Diaz-Balart Resolution Seeks More Accountability in Stimulus Spending
Washington, DC – A measure seeking more accountability for billions of dollars in proposed stimulus funding for the federal agency that manages federal real property was introduced in the House today by U.S. Rep. Mario Diaz-Balart (R-FL).
Diaz-Balart is the Ranking Republican of the Economic Development, Public Buildings and Emergency Management Subcommittee. The Transportation and Infrastructure Committee Republican Leader, John L. Mica (R-FL), as well as Subcommittee members Shelley Moore Capito (R-WV), Mary Fallin (R-OK), Brett Guthrie (R-KY) and Anh “Joseph” Cao (R-LA) are cosponsors of the measure (H.Res. 163 –click here).
At a Subcommittee hearing yesterday, Diaz-Balart outlined his concerns that the stimulus package may provide billions of dollars in funding to the General Services Administration (GSA) with little effective oversight of how the funds will actually be spent.
“This resolution calls for an emphasis on creating jobs and increasing oversight of taxpayer dollars being used for public buildings,” said Diaz-Balart. “It is critical that we ensure effective oversight to avoid wasteful spending of taxpayer dollars. The current bill is not a job-creating stimulus bill – it is nothing more than a bill to grow the federal bureaucracy. Just like the TARP bailout, it is a blank check that we cannot afford. The Subcommittee has the obligation to make sure the funds are used for what they are intended and that jobs are created in the process.”
GSA is the largest public real estate organization, managing over 8,600 real estate assets with close to 354 million square feet of space. These assets include federal office buildings, courthouses, land ports of entry, and warehouses located in all 50 states, the territories, and the District of Columbia. GSA projects include new construction, repairs and maintenance, and acquisition.
The resolution is intended to provide at least some oversight guidance to GSA in how it proceeds with projects that would be funded by any stimulus legislation.

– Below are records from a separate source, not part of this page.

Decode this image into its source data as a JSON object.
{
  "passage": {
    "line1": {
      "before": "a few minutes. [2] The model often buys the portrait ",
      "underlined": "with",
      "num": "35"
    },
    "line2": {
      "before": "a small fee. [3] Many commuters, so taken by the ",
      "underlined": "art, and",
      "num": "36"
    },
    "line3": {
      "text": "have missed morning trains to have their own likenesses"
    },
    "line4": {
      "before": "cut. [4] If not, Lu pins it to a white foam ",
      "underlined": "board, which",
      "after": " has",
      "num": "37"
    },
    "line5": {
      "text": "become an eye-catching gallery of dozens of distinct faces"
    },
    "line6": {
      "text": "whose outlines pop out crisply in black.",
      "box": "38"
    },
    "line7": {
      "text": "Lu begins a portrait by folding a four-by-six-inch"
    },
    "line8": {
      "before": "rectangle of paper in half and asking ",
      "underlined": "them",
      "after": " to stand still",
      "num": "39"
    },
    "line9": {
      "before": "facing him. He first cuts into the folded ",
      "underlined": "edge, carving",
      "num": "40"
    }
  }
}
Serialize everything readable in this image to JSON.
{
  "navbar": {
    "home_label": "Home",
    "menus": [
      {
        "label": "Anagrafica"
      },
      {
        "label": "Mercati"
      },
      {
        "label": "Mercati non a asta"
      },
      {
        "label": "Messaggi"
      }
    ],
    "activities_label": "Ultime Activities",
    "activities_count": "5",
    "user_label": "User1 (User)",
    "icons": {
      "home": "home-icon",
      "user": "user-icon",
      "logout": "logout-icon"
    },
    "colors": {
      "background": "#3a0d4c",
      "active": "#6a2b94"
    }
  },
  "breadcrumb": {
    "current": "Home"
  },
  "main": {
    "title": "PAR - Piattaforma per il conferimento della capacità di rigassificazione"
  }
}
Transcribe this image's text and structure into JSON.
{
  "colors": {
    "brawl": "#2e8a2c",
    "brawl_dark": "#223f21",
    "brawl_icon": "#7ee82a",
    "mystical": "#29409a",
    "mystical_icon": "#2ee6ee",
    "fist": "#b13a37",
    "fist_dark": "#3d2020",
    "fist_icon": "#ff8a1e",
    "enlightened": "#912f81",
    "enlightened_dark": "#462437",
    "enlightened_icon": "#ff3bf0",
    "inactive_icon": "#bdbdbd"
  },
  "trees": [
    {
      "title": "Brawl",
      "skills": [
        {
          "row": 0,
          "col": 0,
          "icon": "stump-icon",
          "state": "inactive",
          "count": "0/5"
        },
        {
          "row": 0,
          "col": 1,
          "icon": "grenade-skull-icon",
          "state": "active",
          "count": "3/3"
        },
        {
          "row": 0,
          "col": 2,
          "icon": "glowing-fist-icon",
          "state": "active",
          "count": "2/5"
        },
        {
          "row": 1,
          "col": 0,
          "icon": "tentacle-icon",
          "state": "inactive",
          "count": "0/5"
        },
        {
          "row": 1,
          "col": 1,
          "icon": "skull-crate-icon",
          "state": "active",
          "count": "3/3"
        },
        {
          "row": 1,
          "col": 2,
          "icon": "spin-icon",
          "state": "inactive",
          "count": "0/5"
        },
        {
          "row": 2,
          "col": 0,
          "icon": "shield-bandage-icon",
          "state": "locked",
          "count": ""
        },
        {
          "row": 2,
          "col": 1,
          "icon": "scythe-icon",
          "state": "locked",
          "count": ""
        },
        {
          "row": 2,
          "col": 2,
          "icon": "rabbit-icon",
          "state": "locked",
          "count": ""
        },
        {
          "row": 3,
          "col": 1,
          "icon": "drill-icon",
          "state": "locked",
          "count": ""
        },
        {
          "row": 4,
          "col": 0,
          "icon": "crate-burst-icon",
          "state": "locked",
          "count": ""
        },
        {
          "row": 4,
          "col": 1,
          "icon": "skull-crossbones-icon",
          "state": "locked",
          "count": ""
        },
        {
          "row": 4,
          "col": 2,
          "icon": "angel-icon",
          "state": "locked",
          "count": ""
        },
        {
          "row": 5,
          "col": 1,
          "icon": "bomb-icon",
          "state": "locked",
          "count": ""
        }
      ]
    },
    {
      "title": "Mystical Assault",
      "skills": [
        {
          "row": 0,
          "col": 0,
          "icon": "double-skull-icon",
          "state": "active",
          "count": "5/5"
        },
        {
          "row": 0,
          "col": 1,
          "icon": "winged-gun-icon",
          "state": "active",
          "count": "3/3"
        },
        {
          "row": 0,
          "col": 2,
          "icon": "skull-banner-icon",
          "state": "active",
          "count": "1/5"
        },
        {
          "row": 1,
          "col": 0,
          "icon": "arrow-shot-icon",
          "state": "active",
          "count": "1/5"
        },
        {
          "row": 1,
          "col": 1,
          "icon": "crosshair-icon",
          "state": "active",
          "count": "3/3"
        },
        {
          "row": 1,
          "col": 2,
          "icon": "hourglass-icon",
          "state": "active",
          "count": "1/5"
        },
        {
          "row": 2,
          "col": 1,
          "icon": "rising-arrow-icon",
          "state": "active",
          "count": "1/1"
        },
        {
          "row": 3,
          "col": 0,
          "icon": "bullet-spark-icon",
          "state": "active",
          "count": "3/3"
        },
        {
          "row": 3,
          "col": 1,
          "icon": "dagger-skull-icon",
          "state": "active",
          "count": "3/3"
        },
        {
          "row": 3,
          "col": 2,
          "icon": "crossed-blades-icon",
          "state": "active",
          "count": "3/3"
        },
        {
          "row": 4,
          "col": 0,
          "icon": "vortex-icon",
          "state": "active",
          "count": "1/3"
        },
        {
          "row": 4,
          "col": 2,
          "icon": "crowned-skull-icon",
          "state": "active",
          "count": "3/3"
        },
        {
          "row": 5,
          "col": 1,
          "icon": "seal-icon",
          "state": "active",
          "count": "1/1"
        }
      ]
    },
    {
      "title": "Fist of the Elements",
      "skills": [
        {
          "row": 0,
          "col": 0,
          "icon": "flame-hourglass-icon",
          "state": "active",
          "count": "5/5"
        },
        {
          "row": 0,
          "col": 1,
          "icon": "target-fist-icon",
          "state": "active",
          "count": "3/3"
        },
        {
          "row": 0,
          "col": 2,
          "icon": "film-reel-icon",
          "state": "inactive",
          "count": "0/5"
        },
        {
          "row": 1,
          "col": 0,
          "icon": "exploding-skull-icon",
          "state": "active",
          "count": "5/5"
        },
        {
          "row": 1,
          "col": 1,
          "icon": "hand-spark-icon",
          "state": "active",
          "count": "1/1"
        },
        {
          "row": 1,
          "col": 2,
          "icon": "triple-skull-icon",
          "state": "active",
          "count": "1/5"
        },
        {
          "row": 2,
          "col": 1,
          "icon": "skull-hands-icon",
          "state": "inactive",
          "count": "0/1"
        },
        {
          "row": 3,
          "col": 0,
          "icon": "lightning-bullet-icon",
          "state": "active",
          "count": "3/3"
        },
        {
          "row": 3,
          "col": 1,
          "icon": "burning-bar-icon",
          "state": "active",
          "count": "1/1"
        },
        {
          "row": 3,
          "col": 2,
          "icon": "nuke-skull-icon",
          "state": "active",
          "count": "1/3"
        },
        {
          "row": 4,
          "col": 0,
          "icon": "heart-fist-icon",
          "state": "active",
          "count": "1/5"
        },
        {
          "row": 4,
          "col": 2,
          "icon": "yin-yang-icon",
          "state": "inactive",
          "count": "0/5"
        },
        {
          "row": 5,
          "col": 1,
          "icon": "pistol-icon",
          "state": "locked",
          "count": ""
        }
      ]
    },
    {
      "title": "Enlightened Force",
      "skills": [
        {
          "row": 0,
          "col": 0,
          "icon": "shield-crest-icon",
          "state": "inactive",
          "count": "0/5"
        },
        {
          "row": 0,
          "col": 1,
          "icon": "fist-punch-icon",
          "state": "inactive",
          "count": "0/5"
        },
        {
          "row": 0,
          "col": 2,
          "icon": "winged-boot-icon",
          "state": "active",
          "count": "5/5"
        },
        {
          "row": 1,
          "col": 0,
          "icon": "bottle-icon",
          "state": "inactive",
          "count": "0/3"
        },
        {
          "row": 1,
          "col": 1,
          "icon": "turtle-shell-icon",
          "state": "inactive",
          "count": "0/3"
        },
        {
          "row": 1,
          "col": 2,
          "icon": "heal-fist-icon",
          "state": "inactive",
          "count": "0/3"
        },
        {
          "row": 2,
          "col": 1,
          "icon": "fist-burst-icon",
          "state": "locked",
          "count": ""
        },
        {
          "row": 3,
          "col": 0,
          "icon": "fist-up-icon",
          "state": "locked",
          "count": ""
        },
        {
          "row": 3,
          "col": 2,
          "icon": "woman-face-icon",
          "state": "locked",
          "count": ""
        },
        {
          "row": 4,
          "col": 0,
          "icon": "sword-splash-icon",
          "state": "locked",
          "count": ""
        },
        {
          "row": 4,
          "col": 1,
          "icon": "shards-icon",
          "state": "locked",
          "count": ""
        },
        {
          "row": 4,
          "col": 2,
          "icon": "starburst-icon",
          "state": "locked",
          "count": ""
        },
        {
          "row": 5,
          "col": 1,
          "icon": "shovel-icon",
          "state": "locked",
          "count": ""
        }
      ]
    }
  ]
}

The only oversight mechanisms currently proposed in the stimulus package to avoid such wasteful spending only serve to highlight problems after money is already obligated or spent.
The resolution expresses the sense of the House of Representatives that:
1) The General Services Administration should not proceed with any project for which a prospectus has been submitted to the Committee on Transportation and Infrastructure, unless the prospectus is approved and the project does not exceed 10% of the amount approved. In conducting oversight of this issue, the Committee has the responsibility to approve worthwhile projects and reject wasteful ones. This provision is intended to make clear that GSA should not proceed with projects the Committee has intentionally not approved and considers wasteful.
2) The Committee on Transportation and Infrastructure should receive a detailed plan, including the number of jobs created, by project, prior to GSA taking any actions in furtherance of the project. While similar reporting requirements were contained in both the Senate and House versions of the stimulus package, the bills only required reports to the Appropriations committees.